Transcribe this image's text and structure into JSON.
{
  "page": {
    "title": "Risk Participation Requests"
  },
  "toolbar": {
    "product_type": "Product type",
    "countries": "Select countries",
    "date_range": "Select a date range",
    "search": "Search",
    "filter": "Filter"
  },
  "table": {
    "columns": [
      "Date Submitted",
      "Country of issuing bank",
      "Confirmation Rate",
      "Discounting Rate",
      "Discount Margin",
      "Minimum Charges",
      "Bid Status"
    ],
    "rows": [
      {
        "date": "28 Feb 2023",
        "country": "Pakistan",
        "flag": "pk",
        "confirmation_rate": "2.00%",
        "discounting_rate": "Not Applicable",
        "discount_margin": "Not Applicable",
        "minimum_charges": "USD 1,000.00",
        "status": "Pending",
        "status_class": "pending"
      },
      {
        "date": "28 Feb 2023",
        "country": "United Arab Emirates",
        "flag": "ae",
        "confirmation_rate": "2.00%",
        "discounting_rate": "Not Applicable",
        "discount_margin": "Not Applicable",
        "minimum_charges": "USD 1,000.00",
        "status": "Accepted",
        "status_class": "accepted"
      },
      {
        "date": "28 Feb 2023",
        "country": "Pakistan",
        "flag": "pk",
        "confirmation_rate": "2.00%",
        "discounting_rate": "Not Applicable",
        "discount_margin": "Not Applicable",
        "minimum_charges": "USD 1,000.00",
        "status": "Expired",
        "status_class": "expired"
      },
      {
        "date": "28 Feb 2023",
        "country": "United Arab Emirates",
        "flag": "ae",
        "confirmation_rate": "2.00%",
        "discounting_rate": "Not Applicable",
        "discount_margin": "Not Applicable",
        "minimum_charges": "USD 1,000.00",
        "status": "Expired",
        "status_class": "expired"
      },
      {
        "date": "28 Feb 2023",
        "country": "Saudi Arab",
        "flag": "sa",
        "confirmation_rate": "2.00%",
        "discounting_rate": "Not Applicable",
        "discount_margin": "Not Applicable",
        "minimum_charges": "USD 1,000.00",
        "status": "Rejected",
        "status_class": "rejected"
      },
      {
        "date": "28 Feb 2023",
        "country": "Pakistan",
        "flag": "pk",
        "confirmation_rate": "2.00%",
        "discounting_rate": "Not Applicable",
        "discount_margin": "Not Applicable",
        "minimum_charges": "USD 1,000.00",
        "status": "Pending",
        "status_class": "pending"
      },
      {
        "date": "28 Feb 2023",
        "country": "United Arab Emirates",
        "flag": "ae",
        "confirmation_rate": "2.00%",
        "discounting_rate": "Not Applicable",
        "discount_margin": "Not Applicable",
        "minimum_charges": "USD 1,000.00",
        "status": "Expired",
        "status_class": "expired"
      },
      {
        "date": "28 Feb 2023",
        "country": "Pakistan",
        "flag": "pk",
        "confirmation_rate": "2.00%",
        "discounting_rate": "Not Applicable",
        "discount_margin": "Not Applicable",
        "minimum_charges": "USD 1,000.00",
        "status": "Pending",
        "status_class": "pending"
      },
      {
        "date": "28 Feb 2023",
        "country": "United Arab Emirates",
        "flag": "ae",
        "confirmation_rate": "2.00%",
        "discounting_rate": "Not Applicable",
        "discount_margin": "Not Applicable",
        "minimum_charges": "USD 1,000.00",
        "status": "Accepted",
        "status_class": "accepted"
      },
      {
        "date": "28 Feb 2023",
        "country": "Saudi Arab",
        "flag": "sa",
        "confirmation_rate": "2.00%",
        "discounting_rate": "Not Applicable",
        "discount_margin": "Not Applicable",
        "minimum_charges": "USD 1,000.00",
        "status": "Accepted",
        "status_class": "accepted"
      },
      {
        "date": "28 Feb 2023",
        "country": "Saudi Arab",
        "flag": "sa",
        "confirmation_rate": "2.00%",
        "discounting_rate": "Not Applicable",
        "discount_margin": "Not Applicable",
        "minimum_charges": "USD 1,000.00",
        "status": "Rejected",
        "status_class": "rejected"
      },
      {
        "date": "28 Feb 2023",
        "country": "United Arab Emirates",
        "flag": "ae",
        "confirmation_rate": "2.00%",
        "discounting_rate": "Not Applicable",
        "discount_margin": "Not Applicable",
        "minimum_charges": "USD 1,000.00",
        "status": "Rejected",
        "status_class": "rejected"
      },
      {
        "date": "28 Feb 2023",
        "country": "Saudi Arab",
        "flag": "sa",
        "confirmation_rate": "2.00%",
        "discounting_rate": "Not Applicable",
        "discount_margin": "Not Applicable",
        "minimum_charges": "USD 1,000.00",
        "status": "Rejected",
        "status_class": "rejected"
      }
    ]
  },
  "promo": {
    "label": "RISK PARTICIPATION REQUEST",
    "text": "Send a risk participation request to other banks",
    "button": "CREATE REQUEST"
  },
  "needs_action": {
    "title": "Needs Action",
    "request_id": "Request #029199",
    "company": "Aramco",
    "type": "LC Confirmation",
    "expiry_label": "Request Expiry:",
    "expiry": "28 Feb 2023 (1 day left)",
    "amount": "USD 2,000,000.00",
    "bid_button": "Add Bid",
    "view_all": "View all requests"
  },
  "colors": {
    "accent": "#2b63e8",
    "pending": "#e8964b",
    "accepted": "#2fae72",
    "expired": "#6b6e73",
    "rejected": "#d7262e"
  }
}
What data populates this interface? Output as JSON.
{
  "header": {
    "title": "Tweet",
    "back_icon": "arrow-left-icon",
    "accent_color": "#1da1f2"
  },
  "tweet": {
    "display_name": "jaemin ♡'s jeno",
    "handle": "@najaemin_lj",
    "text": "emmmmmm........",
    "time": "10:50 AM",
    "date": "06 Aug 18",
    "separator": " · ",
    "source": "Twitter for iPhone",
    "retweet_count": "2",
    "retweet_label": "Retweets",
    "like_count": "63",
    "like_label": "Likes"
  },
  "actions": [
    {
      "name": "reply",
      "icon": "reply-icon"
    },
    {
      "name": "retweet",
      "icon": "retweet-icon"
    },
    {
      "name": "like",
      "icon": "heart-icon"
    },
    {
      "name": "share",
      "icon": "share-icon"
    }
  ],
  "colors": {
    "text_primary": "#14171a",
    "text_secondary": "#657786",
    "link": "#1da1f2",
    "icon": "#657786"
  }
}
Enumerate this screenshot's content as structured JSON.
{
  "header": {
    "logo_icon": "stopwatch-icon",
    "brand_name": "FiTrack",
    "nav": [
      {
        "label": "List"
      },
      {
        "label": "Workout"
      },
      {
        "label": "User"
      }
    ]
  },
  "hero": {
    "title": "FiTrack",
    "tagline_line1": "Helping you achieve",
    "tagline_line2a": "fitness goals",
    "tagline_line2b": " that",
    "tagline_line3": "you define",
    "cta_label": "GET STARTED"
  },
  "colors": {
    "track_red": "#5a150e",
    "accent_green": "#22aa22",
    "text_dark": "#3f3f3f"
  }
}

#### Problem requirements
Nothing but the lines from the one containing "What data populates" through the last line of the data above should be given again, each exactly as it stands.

#### The answer
What data populates this interface? Output as JSON.
{
  "header": {
    "title": "Tweet",
    "back_icon": "arrow-left-icon",
    "accent_color": "#1da1f2"
  },
  "tweet": {
    "display_name": "jaemin ♡'s jeno",
    "handle": "@najaemin_lj",
    "text": "emmmmmm........",
    "time": "10:50 AM",
    "date": "06 Aug 18",
    "separator": " · ",
    "source": "Twitter for iPhone",
    "retweet_count": "2",
    "retweet_label": "Retweets",
    "like_count": "63",
    "like_label": "Likes"
  },
  "actions": [
    {
      "name": "reply",
      "icon": "reply-icon"
    },
    {
      "name": "retweet",
      "icon": "retweet-icon"
    },
    {
      "name": "like",
      "icon": "heart-icon"
    },
    {
      "name": "share",
      "icon": "share-icon"
    }
  ],
  "colors": {
    "text_primary": "#14171a",
    "text_secondary": "#657786",
    "link": "#1da1f2",
    "icon": "#657786"
  }
}
Enumerate this screenshot's content as structured JSON.
{
  "header": {
    "logo_icon": "stopwatch-icon",
    "brand_name": "FiTrack",
    "nav": [
      {
        "label": "List"
      },
      {
        "label": "Workout"
      },
      {
        "label": "User"
      }
    ]
  },
  "hero": {
    "title": "FiTrack",
    "tagline_line1": "Helping you achieve",
    "tagline_line2a": "fitness goals",
    "tagline_line2b": " that",
    "tagline_line3": "you define",
    "cta_label": "GET STARTED"
  },
  "colors": {
    "track_red": "#5a150e",
    "accent_green": "#22aa22",
    "text_dark": "#3f3f3f"
  }
}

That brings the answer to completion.